[Instructions for the task]
Beneath this task is a listing; retype all of it exactly.

[Record set]
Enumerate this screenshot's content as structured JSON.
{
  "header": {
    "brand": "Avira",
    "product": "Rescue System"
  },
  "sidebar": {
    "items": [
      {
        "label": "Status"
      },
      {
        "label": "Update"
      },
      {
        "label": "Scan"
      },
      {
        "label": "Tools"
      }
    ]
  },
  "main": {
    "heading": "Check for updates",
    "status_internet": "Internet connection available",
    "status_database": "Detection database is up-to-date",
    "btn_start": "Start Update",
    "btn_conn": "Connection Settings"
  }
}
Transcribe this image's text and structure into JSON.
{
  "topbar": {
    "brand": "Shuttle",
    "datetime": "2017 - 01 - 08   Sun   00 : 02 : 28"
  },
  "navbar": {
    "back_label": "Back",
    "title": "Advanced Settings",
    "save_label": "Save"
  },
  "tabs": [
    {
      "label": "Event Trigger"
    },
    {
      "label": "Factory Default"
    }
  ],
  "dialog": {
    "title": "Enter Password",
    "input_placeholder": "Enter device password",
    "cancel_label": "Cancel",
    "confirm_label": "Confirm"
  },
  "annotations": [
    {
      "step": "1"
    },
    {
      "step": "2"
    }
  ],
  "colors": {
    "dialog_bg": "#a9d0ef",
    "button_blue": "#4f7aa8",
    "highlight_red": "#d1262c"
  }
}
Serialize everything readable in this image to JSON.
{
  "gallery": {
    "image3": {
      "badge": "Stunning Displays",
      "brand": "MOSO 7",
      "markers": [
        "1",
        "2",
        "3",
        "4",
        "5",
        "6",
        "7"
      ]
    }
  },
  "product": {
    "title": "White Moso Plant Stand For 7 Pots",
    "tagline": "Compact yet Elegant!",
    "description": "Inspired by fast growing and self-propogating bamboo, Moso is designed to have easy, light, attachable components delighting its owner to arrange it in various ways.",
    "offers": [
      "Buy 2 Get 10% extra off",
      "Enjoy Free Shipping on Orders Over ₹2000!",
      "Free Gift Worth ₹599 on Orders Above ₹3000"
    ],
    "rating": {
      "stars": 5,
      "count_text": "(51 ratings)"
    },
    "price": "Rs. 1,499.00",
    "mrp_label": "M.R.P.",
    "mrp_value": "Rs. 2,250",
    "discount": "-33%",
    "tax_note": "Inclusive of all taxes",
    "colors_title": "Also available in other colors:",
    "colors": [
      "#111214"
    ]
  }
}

[Response area]
Enumerate this screenshot's content as structured JSON.
{
  "header": {
    "brand": "Avira",
    "product": "Rescue System"
  },
  "sidebar": {
    "items": [
      {
        "label": "Status"
      },
      {
        "label": "Update"
      },
      {
        "label": "Scan"
      },
      {
        "label": "Tools"
      }
    ]
  },
  "main": {
    "heading": "Check for updates",
    "status_internet": "Internet connection available",
    "status_database": "Detection database is up-to-date",
    "btn_start": "Start Update",
    "btn_conn": "Connection Settings"
  }
}
Transcribe this image's text and structure into JSON.
{
  "topbar": {
    "brand": "Shuttle",
    "datetime": "2017 - 01 - 08   Sun   00 : 02 : 28"
  },
  "navbar": {
    "back_label": "Back",
    "title": "Advanced Settings",
    "save_label": "Save"
  },
  "tabs": [
    {
      "label": "Event Trigger"
    },
    {
      "label": "Factory Default"
    }
  ],
  "dialog": {
    "title": "Enter Password",
    "input_placeholder": "Enter device password",
    "cancel_label": "Cancel",
    "confirm_label": "Confirm"
  },
  "annotations": [
    {
      "step": "1"
    },
    {
      "step": "2"
    }
  ],
  "colors": {
    "dialog_bg": "#a9d0ef",
    "button_blue": "#4f7aa8",
    "highlight_red": "#d1262c"
  }
}
Serialize everything readable in this image to JSON.
{
  "gallery": {
    "image3": {
      "badge": "Stunning Displays",
      "brand": "MOSO 7",
      "markers": [
        "1",
        "2",
        "3",
        "4",
        "5",
        "6",
        "7"
      ]
    }
  },
  "product": {
    "title": "White Moso Plant Stand For 7 Pots",
    "tagline": "Compact yet Elegant!",
    "description": "Inspired by fast growing and self-propogating bamboo, Moso is designed to have easy, light, attachable components delighting its owner to arrange it in various ways.",
    "offers": [
      "Buy 2 Get 10% extra off",
      "Enjoy Free Shipping on Orders Over ₹2000!",
      "Free Gift Worth ₹599 on Orders Above ₹3000"
    ],
    "rating": {
      "stars": 5,
      "count_text": "(51 ratings)"
    },
    "price": "Rs. 1,499.00",
    "mrp_label": "M.R.P.",
    "mrp_value": "Rs. 2,250",
    "discount": "-33%",
    "tax_note": "Inclusive of all taxes",
    "colors_title": "Also available in other colors:",
    "colors": [
      "#111214"
    ]
  }
}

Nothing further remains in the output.